Sports is about competing. Business is about competing. Both with the same objective to win as often as possible. When it’s stated that simply it’s easy to see why businesses would look to former high-level athletes to join their roster. It takes a certain type of person that is not only comfortable competing daily, but truly thrives on it. That is a transferable trait that stays with people long after they stop scoring touchdowns or hitting home runs. Winning also tends to stay with people. The same reason teams with sign an aging veteran that has won a championship or two is the same reason a business would want that person. Knowing how to win and what it really takes to win is another trait that travels well. It’s a mindset and understanding of the sacrifices required that separates champions from also competed, much more so than some natural physical gift you may have been born with.
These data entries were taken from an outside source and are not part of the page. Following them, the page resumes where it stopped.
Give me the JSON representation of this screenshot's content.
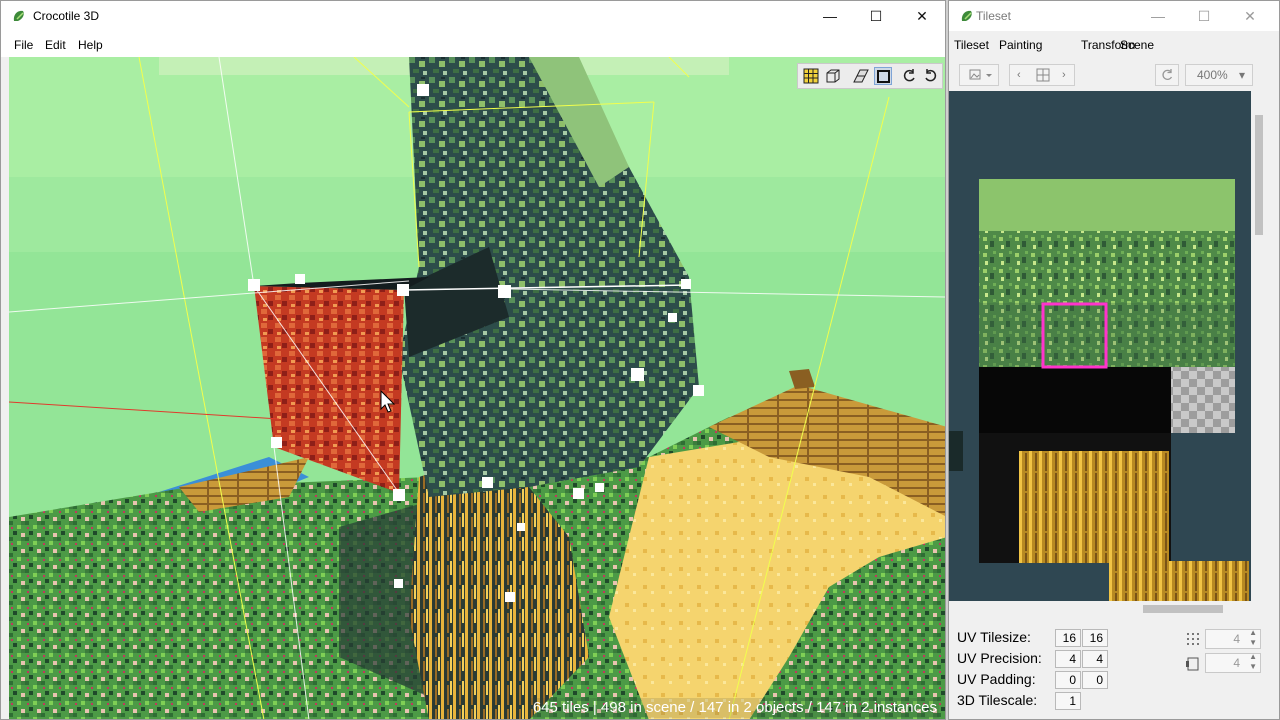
{
  "main_window": {
    "title": "Crocotile 3D",
    "caption": {
      "minimize": "—",
      "maximize": "☐",
      "close": "✕"
    },
    "menu": [
      "File",
      "Edit",
      "Help"
    ],
    "status": "645 tiles | 498 in scene / 147 in 2 objects / 147 in 2 instances",
    "viewport_tools": [
      {
        "name": "grid-tool-icon"
      },
      {
        "name": "box-select-tool-icon"
      },
      {
        "name": "tile-tool-icon"
      },
      {
        "name": "square-tool-icon",
        "active": true
      },
      {
        "name": "rotate-left-icon"
      },
      {
        "name": "rotate-right-icon"
      }
    ]
  },
  "tileset_window": {
    "title": "Tileset",
    "caption": {
      "minimize": "—",
      "maximize": "☐",
      "close": "✕"
    },
    "tabs": [
      "Tileset",
      "Painting",
      "Transform",
      "Scene"
    ],
    "zoom": "400%",
    "uv": {
      "tilesize_label": "UV Tilesize:",
      "tilesize": [
        "16",
        "16"
      ],
      "precision_label": "UV Precision:",
      "precision": [
        "4",
        "4"
      ],
      "padding_label": "UV Padding:",
      "padding": [
        "0",
        "0"
      ],
      "tilescale_label": "3D Tilescale:",
      "tilescale": "1",
      "spin_a": "4",
      "spin_b": "4"
    }
  },
  "colors": {
    "sky": "#93e597",
    "selection_pink": "#ff33cc",
    "canvas_bg": "#2f4752",
    "guide_yellow": "#f2ff4d"
  }
}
Those are probably the two greatest skills sports can cultivate in an athlete. It’s what will matter most when the physical talent fades away. It’s what will enable them to move to their next career and carry on learning, competing and hopefully winning at whatever new outlet gets chosen. This is what companies want and want more of. Businesses are right to look at athletes. When you find one you really want, heed the lesson above. Recruit like a college football coach, or I guess, like Chris Ball.
SOME THINGS FOR COMPANIES LOOKING TO HIRE FORMER PRO ATHLETES TO CONSIDER
- WHY DO YOU WANT THEM? IS IT FOR BRAND AWARENESS? PROMOTIONAL USE? OR ARE YOU ACTUALLY LOOKING FOR THEM TO PRODUCE WORK?
- WERE THEY A TEAM SPORT OR AN INDIVIDUAL SPORT ATHLETE? (ARE THEY USED TO A TEAM HELPING THEM? OR THEM HELPING A TEAM?)
- HAVE THEY BEEN A STAR THEIR ENTIRE LIFE? OR HAVE THEY HAD TO FIGHT EVERY STEP OF THE WAY TO MAKE IT? (WHERE THE DOORS ALWAYS OPENED FOR THEM OR HAVE THEY HAD TO KNOCK THEM DOWN?)
- HAVE THEY EVER BEEN CUT BEFORE? HOW DID THEY REACT?
- WERE THEY LIKED OR RESPECTED BY THEIR TEAMMATES? BOTH? NEITHER? WHY? OR WHY NOT?
- DID THEY JUMP AROUND THEIR ENTIRE CAREER CHASING A MORE LUCRATIVE CONTRACT OR DID THEY STICK WITH A TEAM FOR A LONG STRETCH?
This is by no means an exhaustive list. Just a few things to consider. There is no right or wrong or good or bad answer either. Just more information that may help you clarify what you’re actually trying to accomplish by recruiting this athlete and give you better insight on how to strategize your approach.